I’m wandering through Sports Authority, through a maze of Tec-Wick, Dry-Fit, and Nalgene bottles, wondering what to get Dad for Christmas. It’s Saturday morning, and the line is already snaking down the center aisle, past the racks of sunglasses and Power Bars and Marmot gloves.
It’s not that Dad has everything—it’s that he has nothing.
His 83 years have been narrowed down to what can fit on three shelves, in six shallow drawers, and in a nightstand that is the only thing remaining of his bedroom set.
Everything else has been passed down to us or to the auctioneer.
He’s been in a nursing home almost five years now. We’ve run through every gift that one could think of for a parent in this situation—a birdfeeder for outside the window, which he can’t see because his wheelchair always faces the other direction. Multiple plants—the staff keep killing them by over or under watering them, even though there’s a sign that says in big, black print “DO NOT WATER EXCEPT ON FRIDAYS,” taped right next to the sign that says “DO NOT OPEN WINDOW.”
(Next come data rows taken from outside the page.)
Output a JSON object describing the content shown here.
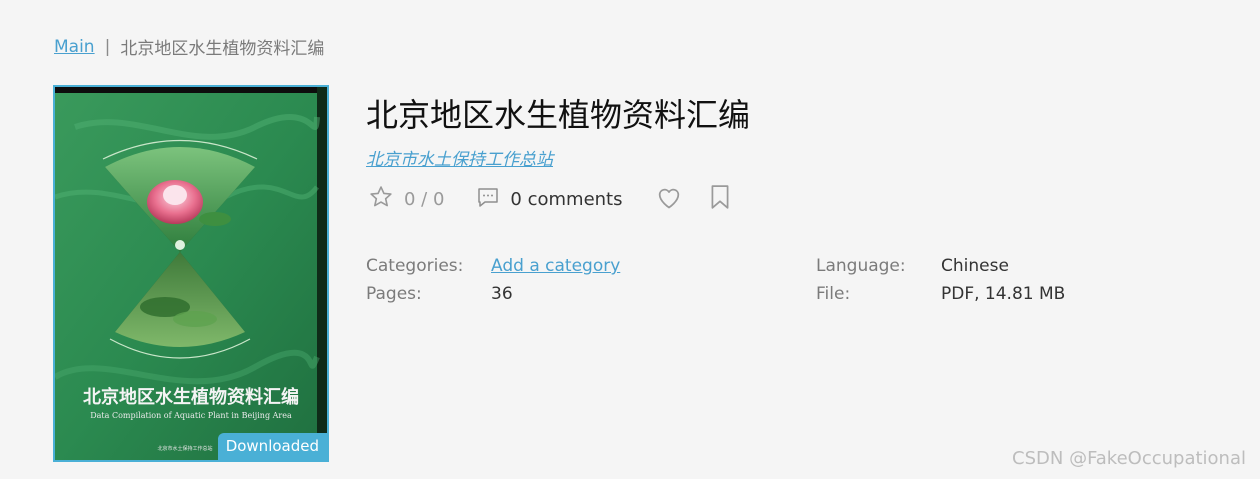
{
  "breadcrumb": {
    "home": "Main",
    "separator": "|",
    "current": "北京地区水生植物资料汇编"
  },
  "book": {
    "title": "北京地区水生植物资料汇编",
    "author": "北京市水土保持工作总站",
    "badge": "Downloaded",
    "cover": {
      "title_cn": "北京地区水生植物资料汇编",
      "title_en": "Data Compilation of Aquatic Plant in Beijing Area",
      "arc_text": "Data Compilation of Aquatic Plant in Beijing Area",
      "publisher": "北京市水土保持工作总站"
    }
  },
  "actions": {
    "rating": "0 / 0",
    "comments": "0 comments",
    "star_icon": "star-outline-icon",
    "comment_icon": "comment-icon",
    "favorite_icon": "heart-icon",
    "bookmark_icon": "bookmark-icon"
  },
  "meta": {
    "categories_label": "Categories:",
    "categories_value": "Add a category",
    "pages_label": "Pages:",
    "pages_value": "36",
    "language_label": "Language:",
    "language_value": "Chinese",
    "file_label": "File:",
    "file_value": "PDF, 14.81 MB"
  },
  "watermark": "CSDN @FakeOccupational",
  "colors": {
    "accent": "#49a0cf",
    "badge": "#4ab0d6",
    "cover_green": "#2f8a4f"
  }
}
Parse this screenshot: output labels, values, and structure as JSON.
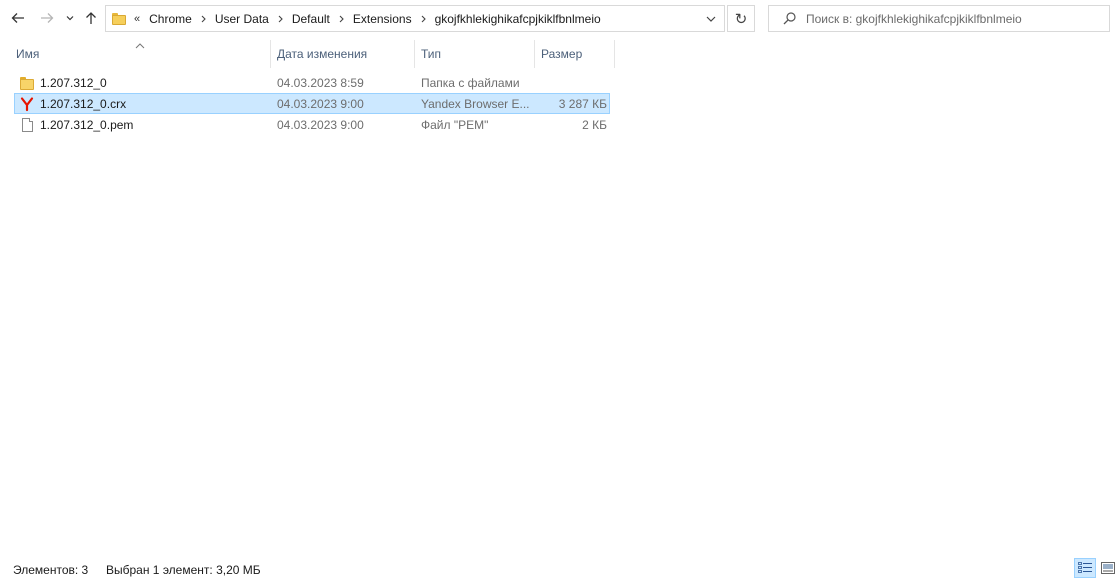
{
  "nav": {
    "back_icon": "arrow-left-icon",
    "forward_icon": "arrow-right-icon",
    "recent_icon": "chevron-down-icon",
    "up_icon": "arrow-up-icon"
  },
  "address": {
    "overflow": "«",
    "crumbs": [
      "Chrome",
      "User Data",
      "Default",
      "Extensions",
      "gkojfkhlekighikafcpjkiklfbnlmeio"
    ]
  },
  "refresh_glyph": "↻",
  "search": {
    "placeholder": "Поиск в: gkojfkhlekighikafcpjkiklfbnlmeio"
  },
  "columns": {
    "name": "Имя",
    "date": "Дата изменения",
    "type": "Тип",
    "size": "Размер"
  },
  "files": [
    {
      "icon": "folder-icon",
      "name": "1.207.312_0",
      "date": "04.03.2023 8:59",
      "type": "Папка с файлами",
      "size": "",
      "selected": false
    },
    {
      "icon": "yandex-browser-icon",
      "name": "1.207.312_0.crx",
      "date": "04.03.2023 9:00",
      "type": "Yandex Browser E...",
      "size": "3 287 КБ",
      "selected": true
    },
    {
      "icon": "file-icon",
      "name": "1.207.312_0.pem",
      "date": "04.03.2023 9:00",
      "type": "Файл \"PEM\"",
      "size": "2 КБ",
      "selected": false
    }
  ],
  "status": {
    "items_count": "Элементов: 3",
    "selected": "Выбран 1 элемент: 3,20 МБ"
  },
  "colors": {
    "selection_bg": "#cce8ff",
    "selection_border": "#99d1ff",
    "header_text": "#4c607a",
    "yandex_red": "#e61400"
  }
}
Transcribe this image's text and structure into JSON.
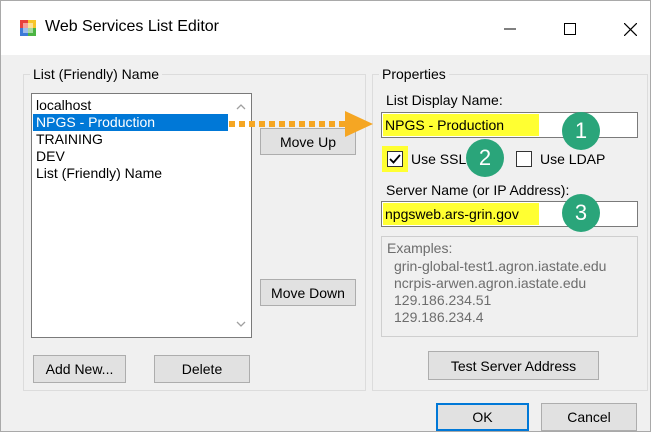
{
  "window": {
    "title": "Web Services List Editor"
  },
  "left_group": {
    "label": "List (Friendly) Name",
    "items": [
      {
        "label": "localhost",
        "selected": false
      },
      {
        "label": "NPGS - Production",
        "selected": true
      },
      {
        "label": "TRAINING",
        "selected": false
      },
      {
        "label": "DEV",
        "selected": false
      },
      {
        "label": "List (Friendly) Name",
        "selected": false
      }
    ],
    "move_up_label": "Move Up",
    "move_down_label": "Move Down",
    "add_new_label": "Add New...",
    "delete_label": "Delete"
  },
  "properties": {
    "label": "Properties",
    "list_display_name_label": "List Display Name:",
    "list_display_name_value": "NPGS - Production",
    "use_ssl_label": "Use SSL",
    "use_ssl_checked": true,
    "use_ldap_label": "Use LDAP",
    "use_ldap_checked": false,
    "server_name_label": "Server Name (or IP Address):",
    "server_name_value": "npgsweb.ars-grin.gov",
    "examples_title": "Examples:",
    "examples": [
      "grin-global-test1.agron.iastate.edu",
      "ncrpis-arwen.agron.iastate.edu",
      "129.186.234.51",
      "129.186.234.4"
    ],
    "test_server_label": "Test Server Address"
  },
  "dialog_buttons": {
    "ok_label": "OK",
    "cancel_label": "Cancel"
  },
  "annotations": {
    "badge_1": "1",
    "badge_2": "2",
    "badge_3": "3",
    "badge_color": "#2aa57a",
    "highlight_color": "#ffff32",
    "arrow_color": "#f5a623"
  },
  "colors": {
    "selection": "#0078d7",
    "window_bg": "#f0f0f0"
  }
}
Early on, we bought him wireless headphones so he could watch T.V. late at night when his roommate was sleeping—but now they go to bed at the same time and he doesn’t know how to turn them on. We bought movies he would like, but he only watches them when we’re there to turn on the DVD player, and it’s hard to find two hours when he is awake long enough to watch a film from beginning to end.
One year, we bought him a digital photo frame, but he never seemed to want it on—maybe because of the old pictures of him and our mom.
I laugh sometimes, remembering how he was always hard to buy for—he was so practical, that whenever he needed anything, he’d just buy it. It used to drive my mother crazy when he’d buy himself a new Citizen watch or a new down coat a month before Christmas.
We’ve bought him multiple Ghosts: WWII calendars and books about football and airplanes. I bought him a Red Sox plastic tumbler with a lid, frames for current photos of the family, and bags of sugar free candy that we sneak to him when the nurses aren’t looking.
So here we are, 10 days to Christmas, and I am at a loss. Clothes are probably the best bet, as they get soiled pretty easily, and at least he will be able to see the gifts when the nurses dress him in the mornings.
I pick out some long-sleeve t-shirts and Patriots pajama bottoms, but somehow that just doesn’t seem like enough. So, I decide on a lightweight sweatshirt. But everything seems to be a hoody or says something stupid like The North Face Since 1968 in huge letters on the chest.
Finally, I find a snazzy zip-Adidas jacket, charcoal grey, with stripes up the arms. The stripes are bright yellow—the color of the Ford Ranger truck he used to drive. He always loved that color—he has a winter coat the same hue—a blazing yellow.
There’s only two of the jacket on the rack—one medium, and one large. I pull the large off to see if it might be big enough—Dad used to be a large, but these days we go for XL because of the few pounds he’s gained around his middle due to insulin, and from inactivity.
The large looks too small, and there’s no XL.
My eyes start tearing up. I put the coat back, and circle the racks of sweatshirts again. Maybe I can find something else that is close.
I think, “This is ridiculous. Why am I crying over a stupid sweatshirt?”
I watched the movie 50/50 last night. Great movie, but very sad watching Joseph Gordon-Levitt battle for his life at 27. He had only a 50 percent chance of making it. My dad’s chances of seeing another Christmas are probably 2 to 98. Could be better, but you never know.
I want to get him an Ultimate Track Jacket with classic Adidas stripes. I promise myself as I leave the store that I will find it somewhere, maybe online.
When my mother died, I gave the funeral home a purple velour warm-up suit to dress her in, the one with green zippers and trim. It was one of the few outfits left that still fit her and wasn’t ruined. It’s appropriate, I guess, that I want to dress my dad in Adidas. He has a race ahead of him, and if nothing else, he needs to be styling when he sees my mom.